Re: Is any file system on Linux appropriate for very large directories?

Systemkennung Linux (
Sat, 13 Jul 1996 15:57:50 +0200 (MET DST)


> that uses some kind of hashing for name lookup! A quick review of the
> file systems currently available on Linux suggests that the only one
> that uses hashing is the Amiga file system. I don't mean to be
> prejudiced, but it's hard to imagine that the Amiga FS is the going to
> be the best choice for us.

Amiga's FFS performs very bad for large directories. The hashing used
effectivly divides the linear list of directories into 76 lists of
each one 1/76 of the original size. All data in for one file is in
one diskblock, so for a directory with 10000 entries 10000/(76*2) = 657.5
(if memory serves me right - it's a long time that I last hacked on
Amiga filesystems) readaccesses are necessary in average. As you see this
is O(n) which is truely bad. Apparently the design was made with floppy
disks in mind - small directories have very fast access.

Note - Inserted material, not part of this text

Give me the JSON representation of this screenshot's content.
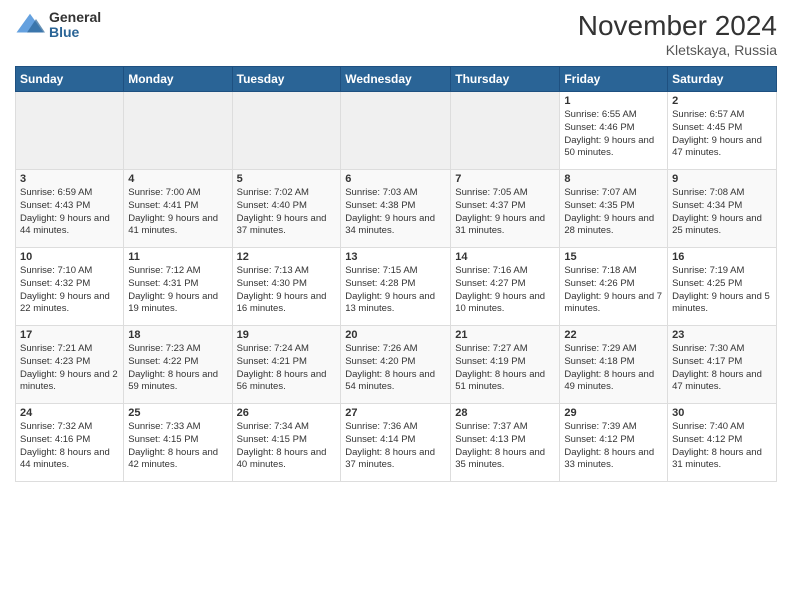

There are newer
variants of the Amiga FFS which perform better by using directory caches.
These are a bit slower for file creation, much faster other directory
operations and need some percent more diskspace for the directory cache.

I think Steven Tweedie has some plans to speed up ext2fs for large dir-
ectories using hashing, so stay tuned.